By JULIUS DENNIS
The largest Facebook group in Alice Springs, the private “Alice Springs Community Open Forum”, has been slapped with a distribution restriction from Facebook for too many posts containing false information.
Facebook has also said that they have stopped suggesting people join the group.
Admin of the group, Darren Gregory posted on Monday afternoon that he had received communication from Facebook that the “group’s distribution is reduced due to false information” which appeared on the group’s page.
The tech giant also provided examples of the posts in question, but these posts were not shared by Mr Gregory, although they are not hard to find.
At least they weren’t. It seems that along with the distribution limitation, these posts containing false information have gone from flagged to deleted.
A piece of advice from Facebook in its communication with the page admin was: “You can delete the false information from your group to help restore it to normal distribution. You can also suggest that members read more about spotting false news.”
It is unclear whether the admin took the advice or the posts were taken down by a higher power.
As has been reported by the News, the group has had a clique of high volume posters who subscribe to the views of the American far right and other conspiracy driven “news” providers for some time.
These posters are by no means the only participants in the group — it has over 15,000 members — but it appears that they may have hindered the group’s ability to appear in news feeds.
In a blog post by Tom Alison, Facebook’s VP of Engineering, Facebook promised that even if admins choose “to make a group private, they have to play by the same rules as everyone else”.

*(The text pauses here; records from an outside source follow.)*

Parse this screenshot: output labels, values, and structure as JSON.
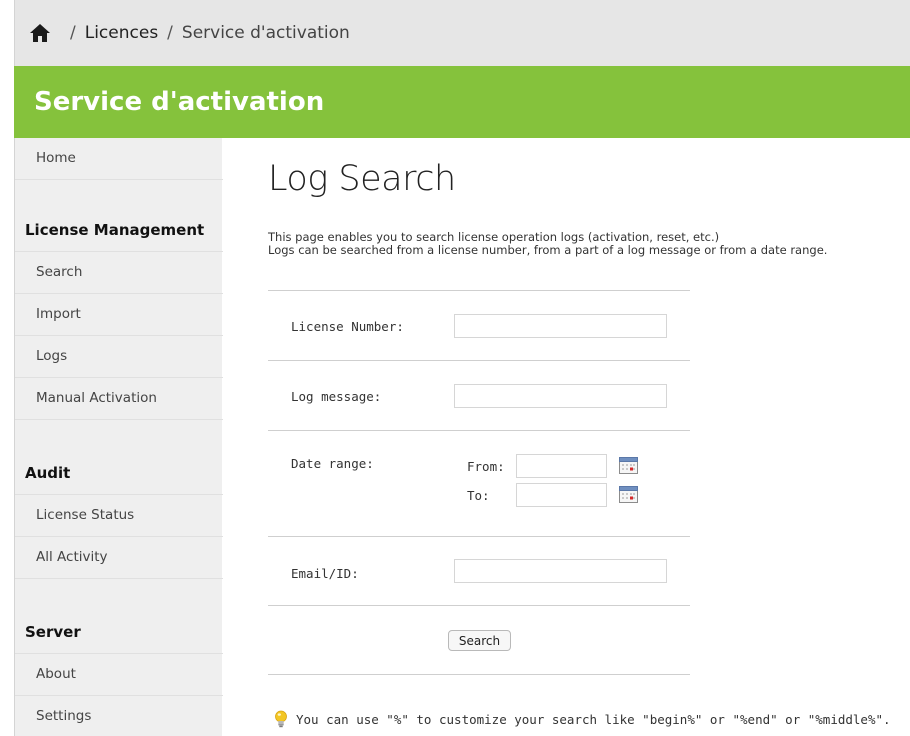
{
  "breadcrumb": {
    "home_icon": "home-icon",
    "separator": "/",
    "items": [
      "Licences",
      "Service d'activation"
    ]
  },
  "banner": {
    "title": "Service d'activation"
  },
  "sidebar": {
    "home": "Home",
    "license_management": {
      "heading": "License Management",
      "items": [
        "Search",
        "Import",
        "Logs",
        "Manual Activation"
      ]
    },
    "audit": {
      "heading": "Audit",
      "items": [
        "License Status",
        "All Activity"
      ]
    },
    "server": {
      "heading": "Server",
      "items": [
        "About",
        "Settings"
      ]
    }
  },
  "main": {
    "title": "Log Search",
    "description": [
      "This page enables you to search license operation logs (activation, reset, etc.)",
      "Logs can be searched from a license number, from a part of a log message or from a date range."
    ],
    "form": {
      "license_number": {
        "label": "License Number:",
        "value": ""
      },
      "log_message": {
        "label": "Log message:",
        "value": ""
      },
      "date_range": {
        "label": "Date range:",
        "from_label": "From:",
        "to_label": "To:",
        "from_value": "",
        "to_value": "",
        "calendar_icon": "calendar-icon"
      },
      "email_id": {
        "label": "Email/ID:",
        "value": ""
      },
      "search_button": "Search"
    },
    "hint": {
      "icon": "lightbulb-icon",
      "text": "You can use \"%\" to customize your search like \"begin%\" or \"%end\" or \"%middle%\"."
    }
  },
  "colors": {
    "banner": "#85c23c",
    "sidebar": "#efefef",
    "breadcrumb_bar": "#e6e6e6"
  }
}
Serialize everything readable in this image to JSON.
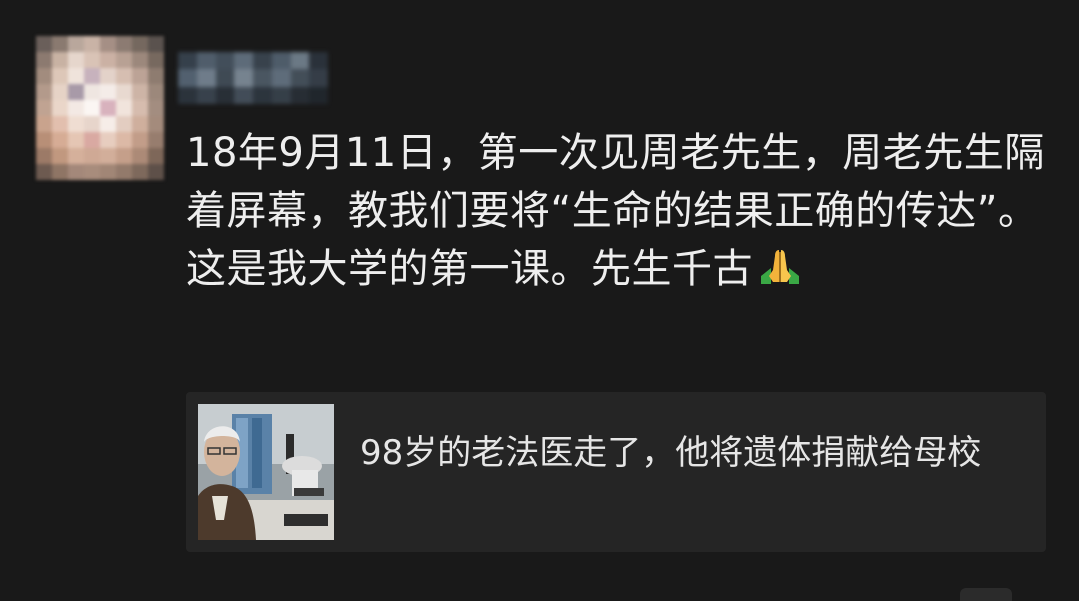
{
  "post": {
    "text": "18年9月11日，第一次见周老先生，周老先生隔着屏幕，教我们要将“生命的结果正确的传达”。这是我大学的第一课。先生千古",
    "emoji": "folded-hands-icon"
  },
  "link_card": {
    "title": "98岁的老法医走了，他将遗体捐献给母校",
    "thumbnail": "elderly-man-with-microscope-photo"
  },
  "colors": {
    "background": "#191919",
    "card_background": "#252525",
    "text": "#eeeeee"
  }
}
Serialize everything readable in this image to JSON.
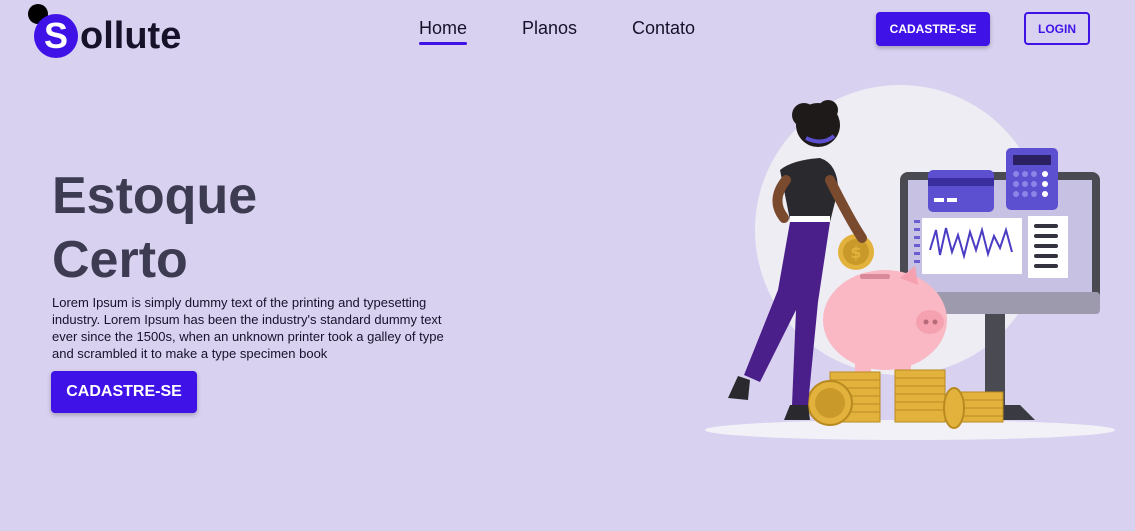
{
  "brand": {
    "logo_letter": "S",
    "logo_text": "ollute"
  },
  "nav": {
    "items": [
      {
        "label": "Home",
        "active": true
      },
      {
        "label": "Planos",
        "active": false
      },
      {
        "label": "Contato",
        "active": false
      }
    ]
  },
  "header": {
    "signup_label": "CADASTRE-SE",
    "login_label": "LOGIN"
  },
  "hero": {
    "title_line1": "Estoque",
    "title_line2": "Certo",
    "description": "Lorem Ipsum is simply dummy text of the printing and typesetting industry. Lorem Ipsum has been the industry's standard dummy text ever since the 1500s, when an unknown printer took a galley of type and scrambled it to make a type specimen book",
    "cta_label": "CADASTRE-SE"
  },
  "illustration": {
    "name": "woman-saving-money-piggy-bank",
    "coin_symbol": "$"
  },
  "colors": {
    "background": "#d9d1f0",
    "accent": "#3f13e8",
    "title": "#3d3b52"
  }
}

Facebook does this through a mix of AI detection and human fact checkers, a system that can have pitfalls such as those delved into by Renew Economy’s Giles Parkinson, but is widely recognised as a step in the right direction for cleaning up the platform.
For now, Facebook says that the group is not at risk of being disabled, but whether it remains a useful tool for the Alice Springs Community in this capacity is unclear.